Every Web2.0 service has its own Terms Of Service and these terms tend to change over time. Be aware that in case of some tools the terms state that you don't legally own your data. The service providers cover themselves legally in cases if your content is shared beyond your intention of sharing it, particularly because it is often impossible to 'delete' content once it starts circulating through social networking sphere.

While this legal provision might not affect you at all when using these services for purposes of your research, you should be aware of it. Check the terms of service of every tool you use quite carefully, so you know under what legal conditions you are publishing (sharing) your research data and outputs.

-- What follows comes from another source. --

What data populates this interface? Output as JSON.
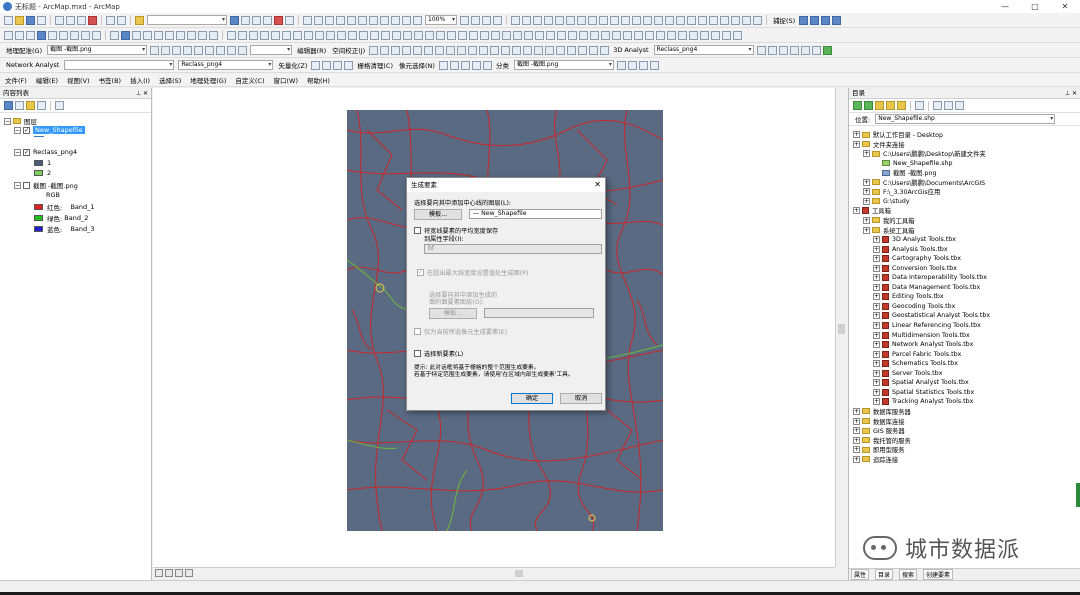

Community censorship

Since most social networking and community media tools work on the principle of users sharing their own content (text, videos, links to content...) most of these tools have built-in mechanisms for community control over this content being 'safe'. These are the report harmful/abusive content links you probably saw in Facebook, YouTube and most other services. Given the volume of information shared over these services there is usually no real arbiter reviewing properly these abuse reports and a content is considered harmful if a large enough number of users reports it as such. In these cases, the content is usually simply removed and/or given user's account suspended. There are known cases when this 'community censorship' mechanisms have been abused. Pressure groups generated sufficient number of 'abuse reports' that they were able to relatively easily take down legitimate content shared over social networking tools.

Keep this in mind when your report findings deal with issues that might be sensitive or which might make uncomfortable certain organised groups. In such cases, make sure your content is disseminated through several different tools and channels.


Table of Contents of the iGuide

1. Introduction

2. Basic Communication Strategy and use of Web 2.0 Tools for Evidence Based Policy

3. Section 1: Political Context

4. Section 2: Evidence

5. Section 3: Links

This iGuide is licensed under a Creative Commons Attribution-Share Alike 3.0 license.

Impact 2.0 is a project of the Fundación Comunica with funding provided by the International Development Research Centre (IDRC), IDRC.jpg Ottawa, Canada.

Consult the User's Guide for information on using the wiki software.